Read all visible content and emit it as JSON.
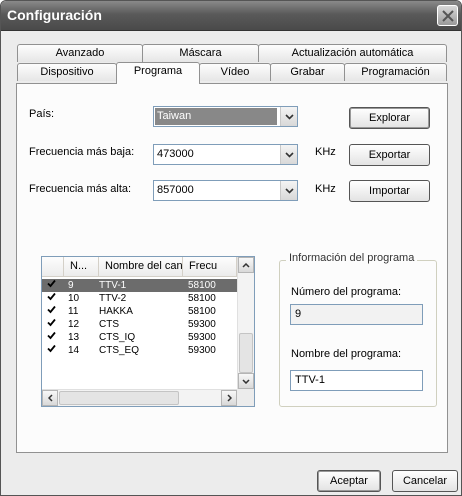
{
  "window": {
    "title": "Configuración"
  },
  "tabs_row1": [
    "Avanzado",
    "Máscara",
    "Actualización automática"
  ],
  "tabs_row2": [
    "Dispositivo",
    "Programa",
    "Vídeo",
    "Grabar",
    "Programación"
  ],
  "active_tab": "Programa",
  "form": {
    "country_label": "País:",
    "country_value": "Taiwan",
    "freq_low_label": "Frecuencia más baja:",
    "freq_low_value": "473000",
    "freq_high_label": "Frecuencia más alta:",
    "freq_high_value": "857000",
    "unit": "KHz"
  },
  "buttons": {
    "scan": "Explorar",
    "export": "Exportar",
    "import": "Importar",
    "ok": "Aceptar",
    "cancel": "Cancelar"
  },
  "channel_list": {
    "headers": [
      "N...",
      "Nombre del canal",
      "Frecu"
    ],
    "rows": [
      {
        "checked": true,
        "num": "9",
        "name": "TTV-1",
        "freq": "58100"
      },
      {
        "checked": true,
        "num": "10",
        "name": "TTV-2",
        "freq": "58100"
      },
      {
        "checked": true,
        "num": "11",
        "name": "HAKKA",
        "freq": "58100"
      },
      {
        "checked": true,
        "num": "12",
        "name": "CTS",
        "freq": "59300"
      },
      {
        "checked": true,
        "num": "13",
        "name": "CTS_IQ",
        "freq": "59300"
      },
      {
        "checked": true,
        "num": "14",
        "name": "CTS_EQ",
        "freq": "59300"
      }
    ],
    "selected_index": 0
  },
  "program_info": {
    "group_title": "Información del programa",
    "number_label": "Número del programa:",
    "number_value": "9",
    "name_label": "Nombre del programa:",
    "name_value": "TTV-1"
  }
}
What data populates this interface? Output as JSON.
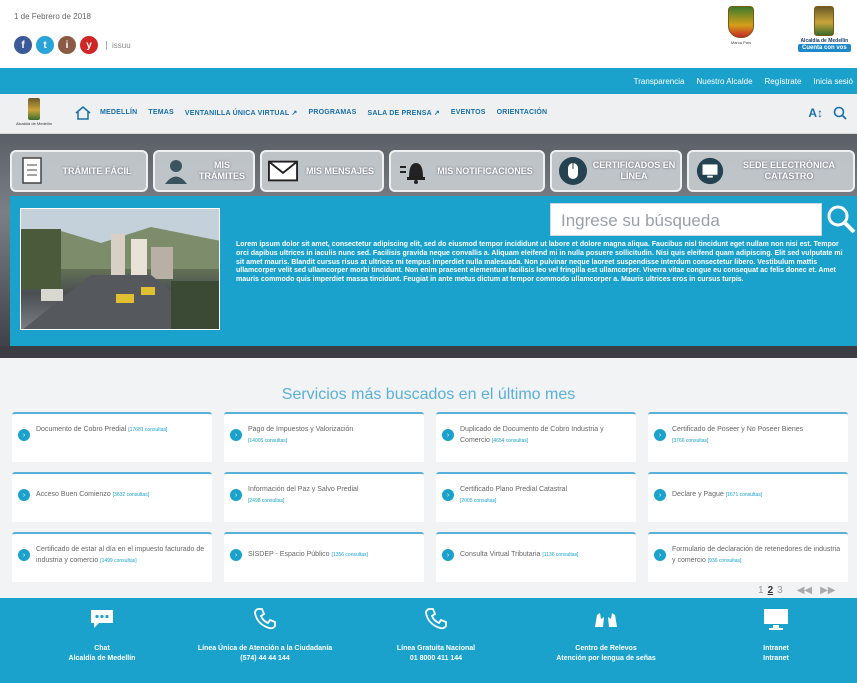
{
  "header": {
    "date": "1 de Febrero de 2018",
    "social": [
      "f",
      "t",
      "i",
      "y"
    ],
    "issuu": "issuu",
    "shield_caption": "Marca País",
    "alcaldia": "Alcaldía de Medellín",
    "alcaldia_pill": "Cuenta con vos"
  },
  "top_nav": [
    "Transparencia",
    "Nuestro Alcalde",
    "Regístrate",
    "Inicia sesió"
  ],
  "main_nav": {
    "logo_caption": "Alcaldía de Medellín",
    "items": [
      "MEDELLÍN",
      "TEMAS",
      "VENTANILLA ÚNICA VIRTUAL ↗",
      "PROGRAMAS",
      "SALA DE PRENSA ↗",
      "EVENTOS",
      "ORIENTACIÓN"
    ],
    "text_size": "A↕",
    "search_icon": "search-icon"
  },
  "tiles": [
    {
      "label": "TRÁMITE FÁCIL",
      "icon": "document-icon"
    },
    {
      "label": "MIS TRÁMITES",
      "icon": "user-icon"
    },
    {
      "label": "MIS MENSAJES",
      "icon": "envelope-icon"
    },
    {
      "label": "MIS NOTIFICACIONES",
      "icon": "bell-icon"
    },
    {
      "label": "CERTIFICADOS EN LÍNEA",
      "icon": "mouse-icon"
    },
    {
      "label": "SEDE ELECTRÓNICA CATASTRO",
      "icon": "monitor-icon"
    }
  ],
  "search": {
    "placeholder": "Ingrese su búsqueda"
  },
  "hero_text": "Lorem ipsum dolor sit amet, consectetur adipiscing elit, sed do eiusmod tempor incididunt ut labore et dolore magna aliqua. Faucibus nisl tincidunt eget nullam non nisi est. Tempor orci dapibus ultrices in iaculis nunc sed. Facilisis gravida neque convallis a. Aliquam eleifend mi in nulla posuere sollicitudin. Nisi quis eleifend quam adipiscing. Elit sed vulputate mi sit amet mauris. Blandit cursus risus at ultrices mi tempus imperdiet nulla malesuada. Non pulvinar neque laoreet suspendisse interdum consectetur libero. Vestibulum mattis ullamcorper velit sed ullamcorper morbi tincidunt. Non enim praesent elementum facilisis leo vel fringilla est ullamcorper. Viverra vitae congue eu consequat ac felis donec et. Amet mauris commodo quis imperdiet massa tincidunt. Feugiat in ante metus dictum at tempor commodo ullamcorper a. Mauris ultrices eros in cursus turpis.",
  "services": {
    "title": "Servicios más buscados en el último mes",
    "rows": [
      [
        {
          "text": "Documento de Cobro Predial",
          "count": "[17681 consultas]"
        },
        {
          "text": "Pago de Impuestos y Valorización",
          "count": "[14005 consultas]"
        },
        {
          "text": "Duplicado de Documento de Cobro Industria y Comercio",
          "count": "[4654 consultas]"
        },
        {
          "text": "Certificado de Poseer y No Poseer Bienes",
          "count": "[3766 consultas]"
        }
      ],
      [
        {
          "text": "Acceso Buen Comienzo",
          "count": "[3632 consultas]"
        },
        {
          "text": "Información del Paz y Salvo Predial",
          "count": "[2498 consultas]"
        },
        {
          "text": "Certificado Plano Predial Catastral",
          "count": "[2005 consultas]"
        },
        {
          "text": "Declare y Pague",
          "count": "[1671 consultas]"
        }
      ],
      [
        {
          "text": "Certificado de estar al día en el impuesto facturado de industria y comercio",
          "count": "[1499 consultas]"
        },
        {
          "text": "SISDEP - Espacio Público",
          "count": "[1356 consultas]"
        },
        {
          "text": "Consulta Virtual Tributaria",
          "count": "[1136 consultas]"
        },
        {
          "text": "Formulario de declaración de retenedores de industria y comercio",
          "count": "[936 consultas]"
        }
      ]
    ],
    "pager": {
      "p1": "1",
      "p2": "2",
      "p3": "3",
      "prev": "◀◀",
      "next": "▶▶"
    }
  },
  "footer": [
    {
      "icon": "chat-icon",
      "l1": "Chat",
      "l2": "Alcaldía de Medellín"
    },
    {
      "icon": "phone-icon",
      "l1": "Línea Única de Atención a la Ciudadanía",
      "l2": "(574) 44 44 144"
    },
    {
      "icon": "phone-icon",
      "l1": "Línea Gratuita Nacional",
      "l2": "01 8000 411 144"
    },
    {
      "icon": "sign-language-icon",
      "l1": "Centro de Relevos",
      "l2": "Atención por lengua de señas"
    },
    {
      "icon": "monitor-icon",
      "l1": "Intranet",
      "l2": "Intranet"
    }
  ],
  "colors": {
    "primary": "#1aa2cc",
    "nav_text": "#1a6fa8",
    "title": "#5ab0d8"
  }
}
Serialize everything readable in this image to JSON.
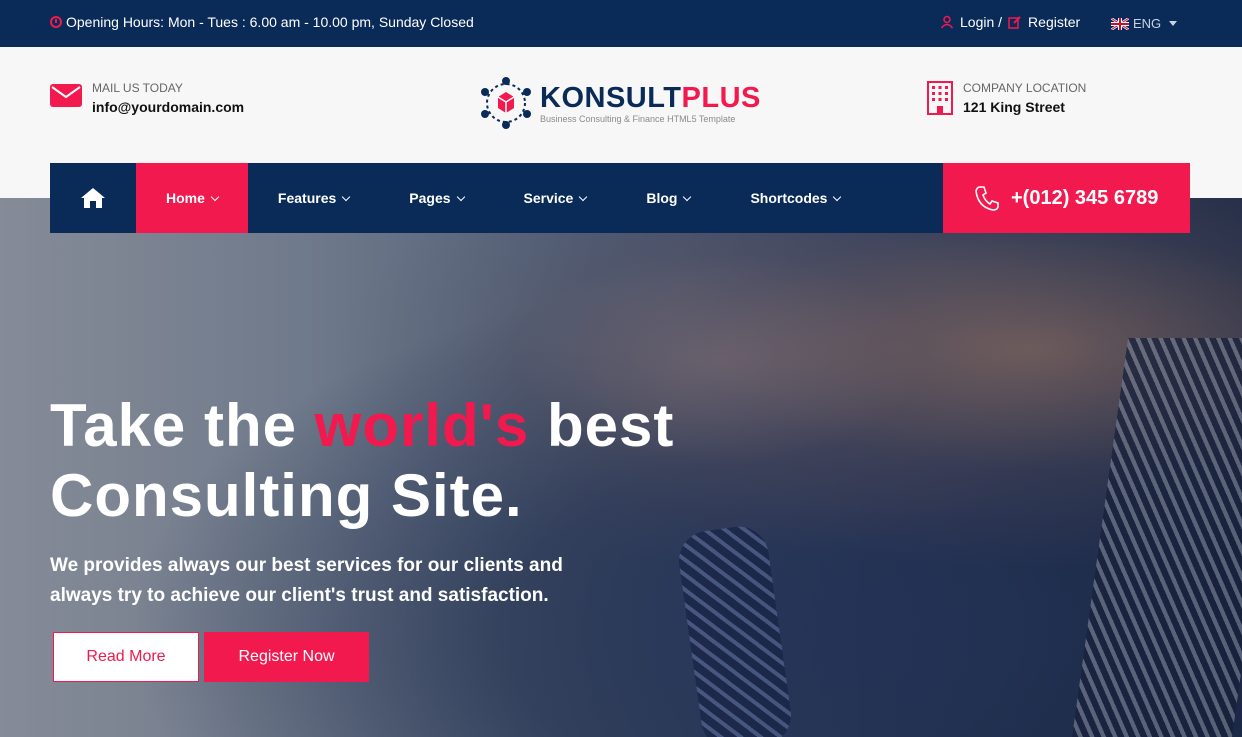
{
  "topbar": {
    "hours": "Opening Hours: Mon - Tues : 6.00 am - 10.00 pm, Sunday Closed",
    "login": "Login /",
    "register": "Register",
    "language": "ENG"
  },
  "header": {
    "mail_label": "MAIL US TODAY",
    "mail_value": "info@yourdomain.com",
    "logo_part1": "KONSULT",
    "logo_part2": "PLUS",
    "logo_tagline": "Business Consulting & Finance HTML5 Template",
    "location_label": "COMPANY LOCATION",
    "location_value": "121 King Street"
  },
  "nav": {
    "items": [
      {
        "label": "Home"
      },
      {
        "label": "Features"
      },
      {
        "label": "Pages"
      },
      {
        "label": "Service"
      },
      {
        "label": "Blog"
      },
      {
        "label": "Shortcodes"
      }
    ],
    "phone": "+(012) 345 6789"
  },
  "hero": {
    "title_1": "Take the ",
    "title_accent": "world's",
    "title_2": " best",
    "title_3": "Consulting Site.",
    "subtitle": "We provides always our best services for our clients and always try to achieve our client's trust and satisfaction.",
    "read_more": "Read More",
    "register_now": "Register Now"
  },
  "colors": {
    "navy": "#0a2b58",
    "accent": "#f1194e"
  },
  "icons": [
    "clock-icon",
    "user-icon",
    "edit-icon",
    "uk-flag-icon",
    "envelope-icon",
    "building-icon",
    "home-icon",
    "phone-icon"
  ]
}
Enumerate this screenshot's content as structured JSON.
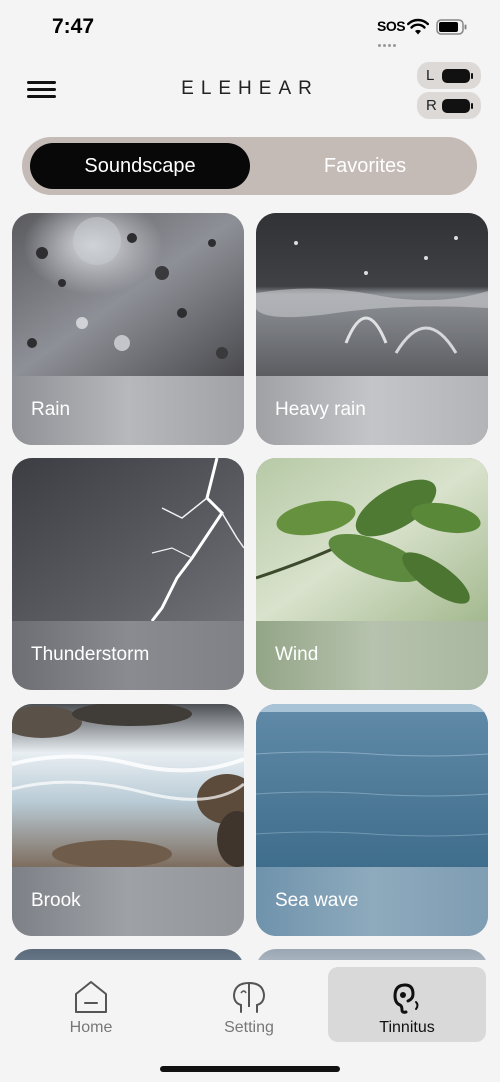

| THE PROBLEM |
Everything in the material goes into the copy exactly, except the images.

| RESPONSE BELOW |
Read all visible content and emit it as JSON.
{
  "window": {
    "title": "Configuración"
  },
  "tabs_row1": [
    "Avanzado",
    "Máscara",
    "Actualización automática"
  ],
  "tabs_row2": [
    "Dispositivo",
    "Programa",
    "Vídeo",
    "Grabar",
    "Programación"
  ],
  "active_tab": "Programa",
  "form": {
    "country_label": "País:",
    "country_value": "Taiwan",
    "freq_low_label": "Frecuencia más baja:",
    "freq_low_value": "473000",
    "freq_high_label": "Frecuencia más alta:",
    "freq_high_value": "857000",
    "unit": "KHz"
  },
  "buttons": {
    "scan": "Explorar",
    "export": "Exportar",
    "import": "Importar",
    "ok": "Aceptar",
    "cancel": "Cancelar"
  },
  "channel_list": {
    "headers": [
      "N...",
      "Nombre del canal",
      "Frecu"
    ],
    "rows": [
      {
        "checked": true,
        "num": "9",
        "name": "TTV-1",
        "freq": "58100"
      },
      {
        "checked": true,
        "num": "10",
        "name": "TTV-2",
        "freq": "58100"
      },
      {
        "checked": true,
        "num": "11",
        "name": "HAKKA",
        "freq": "58100"
      },
      {
        "checked": true,
        "num": "12",
        "name": "CTS",
        "freq": "59300"
      },
      {
        "checked": true,
        "num": "13",
        "name": "CTS_IQ",
        "freq": "59300"
      },
      {
        "checked": true,
        "num": "14",
        "name": "CTS_EQ",
        "freq": "59300"
      }
    ],
    "selected_index": 0
  },
  "program_info": {
    "group_title": "Información del programa",
    "number_label": "Número del programa:",
    "number_value": "9",
    "name_label": "Nombre del programa:",
    "name_value": "TTV-1"
  }
}
What data populates this interface? Output as JSON.
{
  "header": {
    "date": "1 de Febrero de 2018",
    "social": [
      "f",
      "t",
      "i",
      "y"
    ],
    "issuu": "issuu",
    "shield_caption": "Marca País",
    "alcaldia": "Alcaldía de Medellín",
    "alcaldia_pill": "Cuenta con vos"
  },
  "top_nav": [
    "Transparencia",
    "Nuestro Alcalde",
    "Regístrate",
    "Inicia sesió"
  ],
  "main_nav": {
    "logo_caption": "Alcaldía de Medellín",
    "items": [
      "MEDELLÍN",
      "TEMAS",
      "VENTANILLA ÚNICA VIRTUAL ↗",
      "PROGRAMAS",
      "SALA DE PRENSA ↗",
      "EVENTOS",
      "ORIENTACIÓN"
    ],
    "text_size": "A↕",
    "search_icon": "search-icon"
  },
  "tiles": [
    {
      "label": "TRÁMITE FÁCIL",
      "icon": "document-icon"
    },
    {
      "label": "MIS TRÁMITES",
      "icon": "user-icon"
    },
    {
      "label": "MIS MENSAJES",
      "icon": "envelope-icon"
    },
    {
      "label": "MIS NOTIFICACIONES",
      "icon": "bell-icon"
    },
    {
      "label": "CERTIFICADOS EN LÍNEA",
      "icon": "mouse-icon"
    },
    {
      "label": "SEDE ELECTRÓNICA CATASTRO",
      "icon": "monitor-icon"
    }
  ],
  "search": {
    "placeholder": "Ingrese su búsqueda"
  },
  "hero_text": "Lorem ipsum dolor sit amet, consectetur adipiscing elit, sed do eiusmod tempor incididunt ut labore et dolore magna aliqua. Faucibus nisl tincidunt eget nullam non nisi est. Tempor orci dapibus ultrices in iaculis nunc sed. Facilisis gravida neque convallis a. Aliquam eleifend mi in nulla posuere sollicitudin. Nisi quis eleifend quam adipiscing. Elit sed vulputate mi sit amet mauris. Blandit cursus risus at ultrices mi tempus imperdiet nulla malesuada. Non pulvinar neque laoreet suspendisse interdum consectetur libero. Vestibulum mattis ullamcorper velit sed ullamcorper morbi tincidunt. Non enim praesent elementum facilisis leo vel fringilla est ullamcorper. Viverra vitae congue eu consequat ac felis donec et. Amet mauris commodo quis imperdiet massa tincidunt. Feugiat in ante metus dictum at tempor commodo ullamcorper a. Mauris ultrices eros in cursus turpis.",
  "services": {
    "title": "Servicios más buscados en el último mes",
    "rows": [
      [
        {
          "text": "Documento de Cobro Predial",
          "count": "[17681 consultas]"
        },
        {
          "text": "Pago de Impuestos y Valorización",
          "count": "[14005 consultas]"
        },
        {
          "text": "Duplicado de Documento de Cobro Industria y Comercio",
          "count": "[4654 consultas]"
        },
        {
          "text": "Certificado de Poseer y No Poseer Bienes",
          "count": "[3766 consultas]"
        }
      ],
      [
        {
          "text": "Acceso Buen Comienzo",
          "count": "[3632 consultas]"
        },
        {
          "text": "Información del Paz y Salvo Predial",
          "count": "[2498 consultas]"
        },
        {
          "text": "Certificado Plano Predial Catastral",
          "count": "[2005 consultas]"
        },
        {
          "text": "Declare y Pague",
          "count": "[1671 consultas]"
        }
      ],
      [
        {
          "text": "Certificado de estar al día en el impuesto facturado de industria y comercio",
          "count": "[1499 consultas]"
        },
        {
          "text": "SISDEP - Espacio Público",
          "count": "[1356 consultas]"
        },
        {
          "text": "Consulta Virtual Tributaria",
          "count": "[1136 consultas]"
        },
        {
          "text": "Formulario de declaración de retenedores de industria y comercio",
          "count": "[936 consultas]"
        }
      ]
    ],
    "pager": {
      "p1": "1",
      "p2": "2",
      "p3": "3",
      "prev": "◀◀",
      "next": "▶▶"
    }
  },
  "footer": [
    {
      "icon": "chat-icon",
      "l1": "Chat",
      "l2": "Alcaldía de Medellín"
    },
    {
      "icon": "phone-icon",
      "l1": "Línea Única de Atención a la Ciudadanía",
      "l2": "(574) 44 44 144"
    },
    {
      "icon": "phone-icon",
      "l1": "Línea Gratuita Nacional",
      "l2": "01 8000 411 144"
    },
    {
      "icon": "sign-language-icon",
      "l1": "Centro de Relevos",
      "l2": "Atención por lengua de señas"
    },
    {
      "icon": "monitor-icon",
      "l1": "Intranet",
      "l2": "Intranet"
    }
  ],
  "colors": {
    "primary": "#1aa2cc",
    "nav_text": "#1a6fa8",
    "title": "#5ab0d8"
  }
}
Serialize everything readable in this image to JSON.
{
  "topbar": {
    "hours": "Opening Hours: Mon - Tues : 6.00 am - 10.00 pm, Sunday Closed",
    "login": "Login /",
    "register": "Register",
    "language": "ENG"
  },
  "header": {
    "mail_label": "MAIL US TODAY",
    "mail_value": "info@yourdomain.com",
    "logo_part1": "KONSULT",
    "logo_part2": "PLUS",
    "logo_tagline": "Business Consulting & Finance HTML5 Template",
    "location_label": "COMPANY LOCATION",
    "location_value": "121 King Street"
  },
  "nav": {
    "items": [
      {
        "label": "Home"
      },
      {
        "label": "Features"
      },
      {
        "label": "Pages"
      },
      {
        "label": "Service"
      },
      {
        "label": "Blog"
      },
      {
        "label": "Shortcodes"
      }
    ],
    "phone": "+(012) 345 6789"
  },
  "hero": {
    "title_1": "Take the ",
    "title_accent": "world's",
    "title_2": " best",
    "title_3": "Consulting Site.",
    "subtitle": "We provides always our best services for our clients and always try to achieve our client's trust and satisfaction.",
    "read_more": "Read More",
    "register_now": "Register Now"
  },
  "colors": {
    "navy": "#0a2b58",
    "accent": "#f1194e"
  },
  "icons": [
    "clock-icon",
    "user-icon",
    "edit-icon",
    "uk-flag-icon",
    "envelope-icon",
    "building-icon",
    "home-icon",
    "phone-icon"
  ]
}
Enumerate this screenshot's content as structured JSON.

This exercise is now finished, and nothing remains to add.